All entries shown below should be duplicated character for character.

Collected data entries

>>>>>

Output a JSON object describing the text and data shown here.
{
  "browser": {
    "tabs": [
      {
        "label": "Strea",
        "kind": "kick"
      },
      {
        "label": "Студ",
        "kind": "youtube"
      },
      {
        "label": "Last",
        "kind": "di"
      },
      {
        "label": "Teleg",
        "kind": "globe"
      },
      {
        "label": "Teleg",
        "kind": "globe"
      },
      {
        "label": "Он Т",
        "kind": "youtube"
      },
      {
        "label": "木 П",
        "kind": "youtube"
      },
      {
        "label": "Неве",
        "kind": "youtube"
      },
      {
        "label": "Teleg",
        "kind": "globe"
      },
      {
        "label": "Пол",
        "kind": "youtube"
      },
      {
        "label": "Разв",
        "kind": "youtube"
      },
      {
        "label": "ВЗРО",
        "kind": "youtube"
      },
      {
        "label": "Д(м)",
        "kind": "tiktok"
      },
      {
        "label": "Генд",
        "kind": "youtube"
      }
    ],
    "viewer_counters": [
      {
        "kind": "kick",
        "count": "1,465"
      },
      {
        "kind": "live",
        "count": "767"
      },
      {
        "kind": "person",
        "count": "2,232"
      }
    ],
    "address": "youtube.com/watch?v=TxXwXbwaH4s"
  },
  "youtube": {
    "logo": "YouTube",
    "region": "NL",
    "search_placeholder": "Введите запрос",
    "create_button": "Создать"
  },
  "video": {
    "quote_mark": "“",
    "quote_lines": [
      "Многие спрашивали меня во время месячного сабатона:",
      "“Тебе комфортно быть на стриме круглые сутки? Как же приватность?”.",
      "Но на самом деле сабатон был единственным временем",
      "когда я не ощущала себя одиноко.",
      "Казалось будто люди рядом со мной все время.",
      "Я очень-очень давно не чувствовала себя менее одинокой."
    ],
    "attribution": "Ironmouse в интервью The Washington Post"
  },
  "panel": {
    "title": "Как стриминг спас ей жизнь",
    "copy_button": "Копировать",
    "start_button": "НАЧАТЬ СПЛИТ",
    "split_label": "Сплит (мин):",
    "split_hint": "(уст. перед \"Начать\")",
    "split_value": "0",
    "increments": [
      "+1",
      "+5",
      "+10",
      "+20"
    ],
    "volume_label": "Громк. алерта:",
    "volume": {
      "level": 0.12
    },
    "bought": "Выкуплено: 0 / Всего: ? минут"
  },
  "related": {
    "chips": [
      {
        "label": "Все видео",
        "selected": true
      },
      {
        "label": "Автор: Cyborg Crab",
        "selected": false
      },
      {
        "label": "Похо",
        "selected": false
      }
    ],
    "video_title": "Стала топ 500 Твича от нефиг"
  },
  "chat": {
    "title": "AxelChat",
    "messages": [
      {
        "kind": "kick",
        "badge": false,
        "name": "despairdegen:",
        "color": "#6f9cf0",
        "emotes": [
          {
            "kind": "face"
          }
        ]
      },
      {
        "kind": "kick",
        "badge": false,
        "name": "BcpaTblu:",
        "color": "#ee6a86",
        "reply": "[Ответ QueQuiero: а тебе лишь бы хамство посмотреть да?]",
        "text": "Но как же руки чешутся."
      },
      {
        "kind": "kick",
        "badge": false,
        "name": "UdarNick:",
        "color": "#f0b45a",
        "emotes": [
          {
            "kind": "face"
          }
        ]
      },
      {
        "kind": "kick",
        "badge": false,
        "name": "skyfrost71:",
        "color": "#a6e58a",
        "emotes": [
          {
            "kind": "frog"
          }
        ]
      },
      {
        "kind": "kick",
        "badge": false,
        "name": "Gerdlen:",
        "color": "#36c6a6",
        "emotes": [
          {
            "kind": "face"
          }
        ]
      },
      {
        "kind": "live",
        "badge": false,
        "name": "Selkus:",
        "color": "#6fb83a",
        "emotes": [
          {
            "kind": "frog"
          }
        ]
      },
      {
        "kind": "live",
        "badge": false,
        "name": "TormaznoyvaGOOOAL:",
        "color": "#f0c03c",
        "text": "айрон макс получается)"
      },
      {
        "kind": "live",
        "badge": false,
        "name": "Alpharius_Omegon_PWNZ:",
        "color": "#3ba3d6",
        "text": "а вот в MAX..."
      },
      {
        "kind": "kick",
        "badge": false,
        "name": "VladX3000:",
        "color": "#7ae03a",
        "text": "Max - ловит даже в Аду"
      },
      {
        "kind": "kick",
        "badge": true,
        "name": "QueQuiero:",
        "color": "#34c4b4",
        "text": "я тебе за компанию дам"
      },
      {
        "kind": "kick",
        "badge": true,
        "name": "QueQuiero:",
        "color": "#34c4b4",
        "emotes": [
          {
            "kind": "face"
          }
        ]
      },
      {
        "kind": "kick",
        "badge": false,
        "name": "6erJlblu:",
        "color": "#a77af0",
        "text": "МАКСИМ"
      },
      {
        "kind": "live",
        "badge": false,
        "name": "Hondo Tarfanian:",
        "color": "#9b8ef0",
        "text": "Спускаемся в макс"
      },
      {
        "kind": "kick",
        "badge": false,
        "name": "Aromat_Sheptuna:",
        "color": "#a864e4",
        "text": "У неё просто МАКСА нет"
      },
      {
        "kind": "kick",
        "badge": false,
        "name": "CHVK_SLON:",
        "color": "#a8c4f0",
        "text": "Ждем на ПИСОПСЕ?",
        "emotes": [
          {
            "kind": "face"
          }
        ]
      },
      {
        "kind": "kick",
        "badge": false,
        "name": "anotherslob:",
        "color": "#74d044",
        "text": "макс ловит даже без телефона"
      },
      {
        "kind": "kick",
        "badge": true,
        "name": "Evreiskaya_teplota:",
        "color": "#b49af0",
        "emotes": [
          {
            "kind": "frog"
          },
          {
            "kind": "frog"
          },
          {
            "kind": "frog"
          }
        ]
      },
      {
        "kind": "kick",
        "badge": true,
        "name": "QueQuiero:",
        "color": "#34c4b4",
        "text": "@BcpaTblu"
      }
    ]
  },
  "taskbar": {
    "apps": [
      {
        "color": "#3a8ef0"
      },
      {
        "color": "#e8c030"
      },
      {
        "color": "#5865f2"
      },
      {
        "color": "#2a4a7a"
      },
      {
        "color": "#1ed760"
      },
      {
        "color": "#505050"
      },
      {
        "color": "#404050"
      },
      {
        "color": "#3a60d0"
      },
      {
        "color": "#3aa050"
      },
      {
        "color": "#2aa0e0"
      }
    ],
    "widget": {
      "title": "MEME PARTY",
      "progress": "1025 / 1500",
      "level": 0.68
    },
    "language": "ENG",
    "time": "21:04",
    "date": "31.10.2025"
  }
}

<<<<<

§ **Answer box**
Output a JSON object describing the text and data shown here.
{
  "browser": {
    "tabs": [
      {
        "label": "Strea",
        "kind": "kick"
      },
      {
        "label": "Студ",
        "kind": "youtube"
      },
      {
        "label": "Last",
        "kind": "di"
      },
      {
        "label": "Teleg",
        "kind": "globe"
      },
      {
        "label": "Teleg",
        "kind": "globe"
      },
      {
        "label": "Он Т",
        "kind": "youtube"
      },
      {
        "label": "木 П",
        "kind": "youtube"
      },
      {
        "label": "Неве",
        "kind": "youtube"
      },
      {
        "label": "Teleg",
        "kind": "globe"
      },
      {
        "label": "Пол",
        "kind": "youtube"
      },
      {
        "label": "Разв",
        "kind": "youtube"
      },
      {
        "label": "ВЗРО",
        "kind": "youtube"
      },
      {
        "label": "Д(м)",
        "kind": "tiktok"
      },
      {
        "label": "Генд",
        "kind": "youtube"
      }
    ],
    "viewer_counters": [
      {
        "kind": "kick",
        "count": "1,465"
      },
      {
        "kind": "live",
        "count": "767"
      },
      {
        "kind": "person",
        "count": "2,232"
      }
    ],
    "address": "youtube.com/watch?v=TxXwXbwaH4s"
  },
  "youtube": {
    "logo": "YouTube",
    "region": "NL",
    "search_placeholder": "Введите запрос",
    "create_button": "Создать"
  },
  "video": {
    "quote_mark": "“",
    "quote_lines": [
      "Многие спрашивали меня во время месячного сабатона:",
      "“Тебе комфортно быть на стриме круглые сутки? Как же приватность?”.",
      "Но на самом деле сабатон был единственным временем",
      "когда я не ощущала себя одиноко.",
      "Казалось будто люди рядом со мной все время.",
      "Я очень-очень давно не чувствовала себя менее одинокой."
    ],
    "attribution": "Ironmouse в интервью The Washington Post"
  },
  "panel": {
    "title": "Как стриминг спас ей жизнь",
    "copy_button": "Копировать",
    "start_button": "НАЧАТЬ СПЛИТ",
    "split_label": "Сплит (мин):",
    "split_hint": "(уст. перед \"Начать\")",
    "split_value": "0",
    "increments": [
      "+1",
      "+5",
      "+10",
      "+20"
    ],
    "volume_label": "Громк. алерта:",
    "volume": {
      "level": 0.12
    },
    "bought": "Выкуплено: 0 / Всего: ? минут"
  },
  "related": {
    "chips": [
      {
        "label": "Все видео",
        "selected": true
      },
      {
        "label": "Автор: Cyborg Crab",
        "selected": false
      },
      {
        "label": "Похо",
        "selected": false
      }
    ],
    "video_title": "Стала топ 500 Твича от нефиг"
  },
  "chat": {
    "title": "AxelChat",
    "messages": [
      {
        "kind": "kick",
        "badge": false,
        "name": "despairdegen:",
        "color": "#6f9cf0",
        "emotes": [
          {
            "kind": "face"
          }
        ]
      },
      {
        "kind": "kick",
        "badge": false,
        "name": "BcpaTblu:",
        "color": "#ee6a86",
        "reply": "[Ответ QueQuiero: а тебе лишь бы хамство посмотреть да?]",
        "text": "Но как же руки чешутся."
      },
      {
        "kind": "kick",
        "badge": false,
        "name": "UdarNick:",
        "color": "#f0b45a",
        "emotes": [
          {
            "kind": "face"
          }
        ]
      },
      {
        "kind": "kick",
        "badge": false,
        "name": "skyfrost71:",
        "color": "#a6e58a",
        "emotes": [
          {
            "kind": "frog"
          }
        ]
      },
      {
        "kind": "kick",
        "badge": false,
        "name": "Gerdlen:",
        "color": "#36c6a6",
        "emotes": [
          {
            "kind": "face"
          }
        ]
      },
      {
        "kind": "live",
        "badge": false,
        "name": "Selkus:",
        "color": "#6fb83a",
        "emotes": [
          {
            "kind": "frog"
          }
        ]
      },
      {
        "kind": "live",
        "badge": false,
        "name": "TormaznoyvaGOOOAL:",
        "color": "#f0c03c",
        "text": "айрон макс получается)"
      },
      {
        "kind": "live",
        "badge": false,
        "name": "Alpharius_Omegon_PWNZ:",
        "color": "#3ba3d6",
        "text": "а вот в MAX..."
      },
      {
        "kind": "kick",
        "badge": false,
        "name": "VladX3000:",
        "color": "#7ae03a",
        "text": "Max - ловит даже в Аду"
      },
      {
        "kind": "kick",
        "badge": true,
        "name": "QueQuiero:",
        "color": "#34c4b4",
        "text": "я тебе за компанию дам"
      },
      {
        "kind": "kick",
        "badge": true,
        "name": "QueQuiero:",
        "color": "#34c4b4",
        "emotes": [
          {
            "kind": "face"
          }
        ]
      },
      {
        "kind": "kick",
        "badge": false,
        "name": "6erJlblu:",
        "color": "#a77af0",
        "text": "МАКСИМ"
      },
      {
        "kind": "live",
        "badge": false,
        "name": "Hondo Tarfanian:",
        "color": "#9b8ef0",
        "text": "Спускаемся в макс"
      },
      {
        "kind": "kick",
        "badge": false,
        "name": "Aromat_Sheptuna:",
        "color": "#a864e4",
        "text": "У неё просто МАКСА нет"
      },
      {
        "kind": "kick",
        "badge": false,
        "name": "CHVK_SLON:",
        "color": "#a8c4f0",
        "text": "Ждем на ПИСОПСЕ?",
        "emotes": [
          {
            "kind": "face"
          }
        ]
      },
      {
        "kind": "kick",
        "badge": false,
        "name": "anotherslob:",
        "color": "#74d044",
        "text": "макс ловит даже без телефона"
      },
      {
        "kind": "kick",
        "badge": true,
        "name": "Evreiskaya_teplota:",
        "color": "#b49af0",
        "emotes": [
          {
            "kind": "frog"
          },
          {
            "kind": "frog"
          },
          {
            "kind": "frog"
          }
        ]
      },
      {
        "kind": "kick",
        "badge": true,
        "name": "QueQuiero:",
        "color": "#34c4b4",
        "text": "@BcpaTblu"
      }
    ]
  },
  "taskbar": {
    "apps": [
      {
        "color": "#3a8ef0"
      },
      {
        "color": "#e8c030"
      },
      {
        "color": "#5865f2"
      },
      {
        "color": "#2a4a7a"
      },
      {
        "color": "#1ed760"
      },
      {
        "color": "#505050"
      },
      {
        "color": "#404050"
      },
      {
        "color": "#3a60d0"
      },
      {
        "color": "#3aa050"
      },
      {
        "color": "#2aa0e0"
      }
    ],
    "widget": {
      "title": "MEME PARTY",
      "progress": "1025 / 1500",
      "level": 0.68
    },
    "language": "ENG",
    "time": "21:04",
    "date": "31.10.2025"
  }
}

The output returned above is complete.